August 27, 2018
Most business owners know that they must comply with the new lease accounting standard (
ASU No. 2016-02, Leases. Topic 842
) issued by the Financial Accounting Standards Board (FASB) in February 2016. It was adopted to address the concerns of sureties, bankers, investors, and other users of financial statements on lease obligations.
These standards are effective for fiscal years beginning after December 15, 2018, including interim periods within those fiscal years, for any of the following:
- A public business entity
- A not-for-profit entity that has issued, or is a conduit bond obligor for, securities that are traded, listed, or quoted on an exchange or an over the-counter market
- An employee benefit plan that files financial statements with the U.S. Securities and Exchange Commission (SEC)
For all other entities, the new lease accounting standards are effective for fiscal years beginning after December 15, 2019, and interim periods within fiscal years beginning after December 15, 2020. Early application of the standards is permitted for all entities.
Generally, all entities that lease assets (lessees) such as real estate, equipment, or vehicles must be in compliance with the ASU. It requires that capital (finance) and operating leases are recognized on the balance sheet. The “right-of-use” value of property or equipment must be recorded as an asset and the present value of scheduled lease payments as a liability. Right-of-use assets include initial direct costs (legal fees, advanced payments, lease incentives, etc.).
While this ASU is much more complicated than described above, the purpose of this alert is to point out the numerous benefits companies may realize, instead of discussing the particular compliance requirements. Too many businesses are focused on the cost of putting all of the procedures in place prior to the effective date. Knowing how they may benefit may help with the implementation process.
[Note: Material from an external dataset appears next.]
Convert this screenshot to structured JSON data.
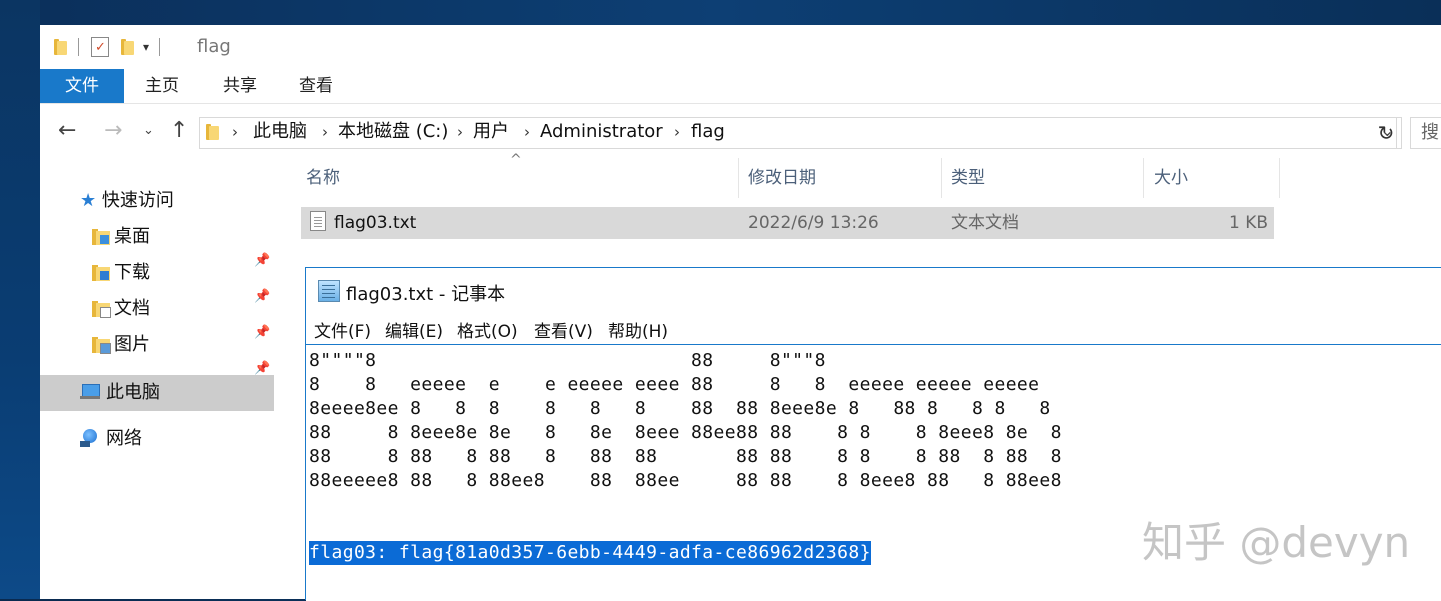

As discussed in an article entitled “
Unlock the Hidden Benefits of Lease Accounting Rules
” by Bill Maloney, Udit Sharma and Patrick Garrett published in the July 23, 2018, issue of CFO: “If the implementation is approached strategically and thoughtfully, the inevitable byproduct is a centralized and efficient lease management structure that yields significant benefits to companies in providing greater data visibility, more robust governance, and increased resource optimization.
The main benefits the authors highlight include:
- Faster, Better Decision Making. A centralized lease management system will allow companies to analyze their lease spend. Information on lease payments, terms, vendors and locations will be readily available. This will give management the opportunity to monitor equipment leases, negotiate better terms, develop company standards for each type of lease, and better understand lease obligations.
- Increased Control Over Spending. Management will have complete data on their inventory of lease assets. Information will be available on leases that are not in compliance with company standards. Inefficiencies will be identified, as well as individuals that are not following established policies.
- Improved Cost Management. Bad leases have a long-term impact on organizations. Reliable information is needed to analyze the cost vs. the benefit of a lease or buy decision. Since local personnel may not have information on company procurement policies, it may be difficult to take advantage of economies of scale when leasing equipment. A centralized lease management system will give organizations a competitive advantage. Lease terms can be negotiated that are “globally optimal” instead of “locally suboptimal.”
According to the authors, companies that implement the new lease accounting standard with a long-term view toward improving processes and identifying efficiencies must embrace three critical factors to successfully realize these ongoing operating and cost-saving benefits:
- Cross-team Collaboration
- Business Process Changes
- Technology System Investments.
Feel free to call any member of our team at 610-828-1900 with questions on how to comply with ASU 2016-02. You can also contact Matt Boland, director - accounting & assurance at
or myself at
. We are always happy to help.